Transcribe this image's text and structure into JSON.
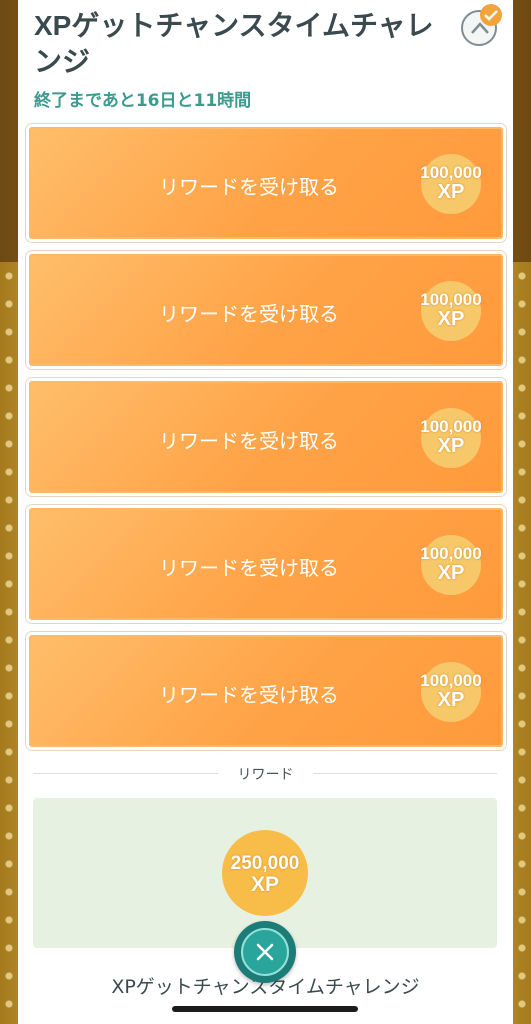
{
  "challenge": {
    "title": "XPゲットチャンスタイムチャレンジ",
    "time_remaining": "終了まであと16日と11時間"
  },
  "reward_buttons": [
    {
      "label": "リワードを受け取る",
      "xp_amount": "100,000",
      "xp_unit": "XP"
    },
    {
      "label": "リワードを受け取る",
      "xp_amount": "100,000",
      "xp_unit": "XP"
    },
    {
      "label": "リワードを受け取る",
      "xp_amount": "100,000",
      "xp_unit": "XP"
    },
    {
      "label": "リワードを受け取る",
      "xp_amount": "100,000",
      "xp_unit": "XP"
    },
    {
      "label": "リワードを受け取る",
      "xp_amount": "100,000",
      "xp_unit": "XP"
    }
  ],
  "reward_section": {
    "heading": "リワード",
    "xp_amount": "250,000",
    "xp_unit": "XP"
  },
  "footer": {
    "name": "XPゲットチャンスタイムチャレンジ"
  },
  "icons": {
    "collapse": "chevron-up-icon",
    "completed": "check-icon",
    "close": "close-icon"
  },
  "colors": {
    "accent_teal": "#3c9a8f",
    "reward_orange": "#ffa246",
    "coin_gold": "#f8bd49",
    "reward_box_bg": "#e6f1e2"
  }
}
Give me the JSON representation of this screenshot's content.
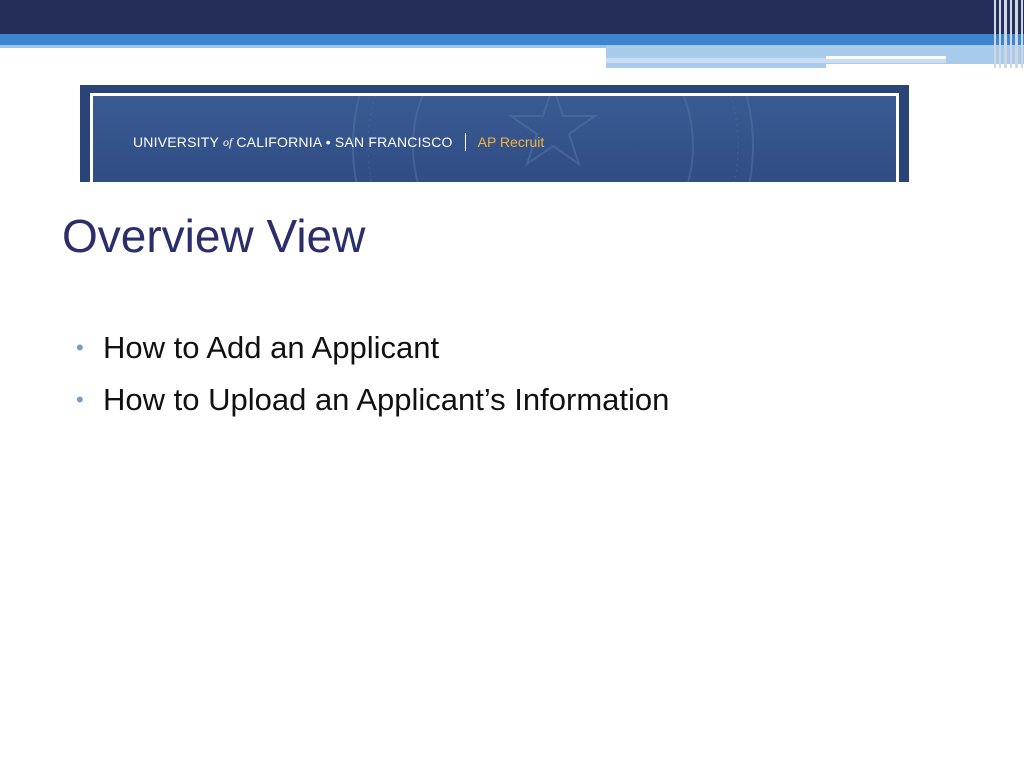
{
  "banner": {
    "university_part1": "UNIVERSITY",
    "university_of": "of",
    "university_part2": "CALIFORNIA • SAN FRANCISCO",
    "product": "AP Recruit",
    "seal_icon": "university-seal-watermark"
  },
  "slide": {
    "title": "Overview View",
    "bullets": [
      "How to Add an Applicant",
      "How to Upload an Applicant’s Information"
    ]
  },
  "colors": {
    "top_bar_dark": "#252d5a",
    "top_bar_blue": "#3d86cf",
    "banner_bg": "#2b4478",
    "title": "#2a2f6b",
    "product_accent": "#f2b43a",
    "bullet_dot": "#7a9ccc"
  }
}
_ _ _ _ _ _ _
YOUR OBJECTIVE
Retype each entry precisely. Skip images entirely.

SOLUTION TO THE PROBLEM
Transcribe this image's text and structure into JSON.
{
  "challenge": {
    "title": "XPゲットチャンスタイムチャレンジ",
    "time_remaining": "終了まであと16日と11時間"
  },
  "reward_buttons": [
    {
      "label": "リワードを受け取る",
      "xp_amount": "100,000",
      "xp_unit": "XP"
    },
    {
      "label": "リワードを受け取る",
      "xp_amount": "100,000",
      "xp_unit": "XP"
    },
    {
      "label": "リワードを受け取る",
      "xp_amount": "100,000",
      "xp_unit": "XP"
    },
    {
      "label": "リワードを受け取る",
      "xp_amount": "100,000",
      "xp_unit": "XP"
    },
    {
      "label": "リワードを受け取る",
      "xp_amount": "100,000",
      "xp_unit": "XP"
    }
  ],
  "reward_section": {
    "heading": "リワード",
    "xp_amount": "250,000",
    "xp_unit": "XP"
  },
  "footer": {
    "name": "XPゲットチャンスタイムチャレンジ"
  },
  "icons": {
    "collapse": "chevron-up-icon",
    "completed": "check-icon",
    "close": "close-icon"
  },
  "colors": {
    "accent_teal": "#3c9a8f",
    "reward_orange": "#ffa246",
    "coin_gold": "#f8bd49",
    "reward_box_bg": "#e6f1e2"
  }
}
Give me the JSON representation of this screenshot's content.
{
  "banner": {
    "university_part1": "UNIVERSITY",
    "university_of": "of",
    "university_part2": "CALIFORNIA • SAN FRANCISCO",
    "product": "AP Recruit",
    "seal_icon": "university-seal-watermark"
  },
  "slide": {
    "title": "Overview View",
    "bullets": [
      "How to Add an Applicant",
      "How to Upload an Applicant’s Information"
    ]
  },
  "colors": {
    "top_bar_dark": "#252d5a",
    "top_bar_blue": "#3d86cf",
    "banner_bg": "#2b4478",
    "title": "#2a2f6b",
    "product_accent": "#f2b43a",
    "bullet_dot": "#7a9ccc"
  }
}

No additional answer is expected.